Brief: Although the entries contain pictures, the copy should hold only their exact text.

*** Opening Material shown ***

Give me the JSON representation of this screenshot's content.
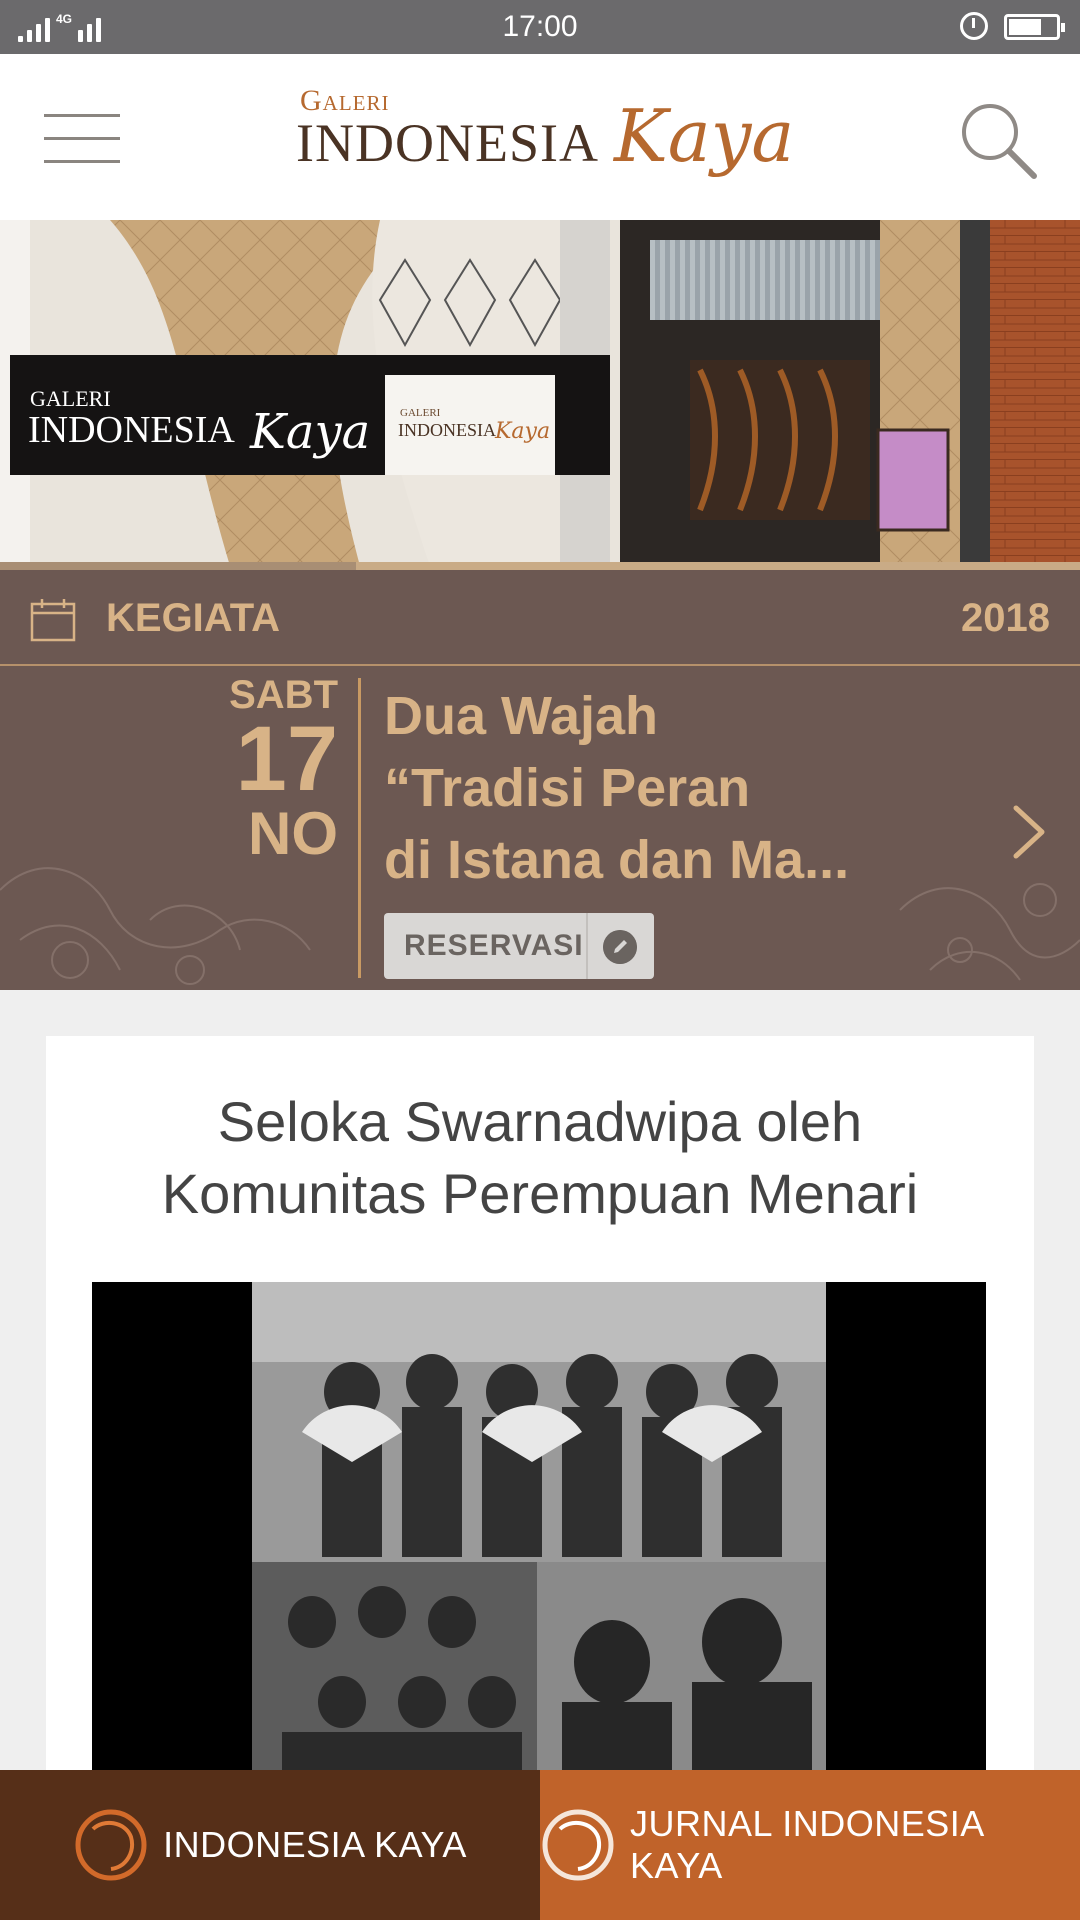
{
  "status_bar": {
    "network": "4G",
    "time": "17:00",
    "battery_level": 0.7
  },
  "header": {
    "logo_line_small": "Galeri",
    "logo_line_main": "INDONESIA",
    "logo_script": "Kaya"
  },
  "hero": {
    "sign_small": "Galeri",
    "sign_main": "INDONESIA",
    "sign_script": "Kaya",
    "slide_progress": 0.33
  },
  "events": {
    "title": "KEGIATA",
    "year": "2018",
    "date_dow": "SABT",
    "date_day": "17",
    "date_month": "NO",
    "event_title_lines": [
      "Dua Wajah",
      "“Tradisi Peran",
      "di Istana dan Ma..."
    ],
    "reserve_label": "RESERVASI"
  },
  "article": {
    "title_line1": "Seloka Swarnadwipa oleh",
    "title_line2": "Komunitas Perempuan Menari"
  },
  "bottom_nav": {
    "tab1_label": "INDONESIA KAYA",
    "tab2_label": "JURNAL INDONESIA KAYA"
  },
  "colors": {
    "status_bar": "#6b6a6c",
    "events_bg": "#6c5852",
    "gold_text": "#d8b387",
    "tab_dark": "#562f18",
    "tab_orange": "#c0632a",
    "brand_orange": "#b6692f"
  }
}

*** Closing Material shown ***

Exercise output:
Give me the JSON representation of this screenshot's content.
{
  "status_bar": {
    "network": "4G",
    "time": "17:00",
    "battery_level": 0.7
  },
  "header": {
    "logo_line_small": "Galeri",
    "logo_line_main": "INDONESIA",
    "logo_script": "Kaya"
  },
  "hero": {
    "sign_small": "Galeri",
    "sign_main": "INDONESIA",
    "sign_script": "Kaya",
    "slide_progress": 0.33
  },
  "events": {
    "title": "KEGIATA",
    "year": "2018",
    "date_dow": "SABT",
    "date_day": "17",
    "date_month": "NO",
    "event_title_lines": [
      "Dua Wajah",
      "“Tradisi Peran",
      "di Istana dan Ma..."
    ],
    "reserve_label": "RESERVASI"
  },
  "article": {
    "title_line1": "Seloka Swarnadwipa oleh",
    "title_line2": "Komunitas Perempuan Menari"
  },
  "bottom_nav": {
    "tab1_label": "INDONESIA KAYA",
    "tab2_label": "JURNAL INDONESIA KAYA"
  },
  "colors": {
    "status_bar": "#6b6a6c",
    "events_bg": "#6c5852",
    "gold_text": "#d8b387",
    "tab_dark": "#562f18",
    "tab_orange": "#c0632a",
    "brand_orange": "#b6692f"
  }
}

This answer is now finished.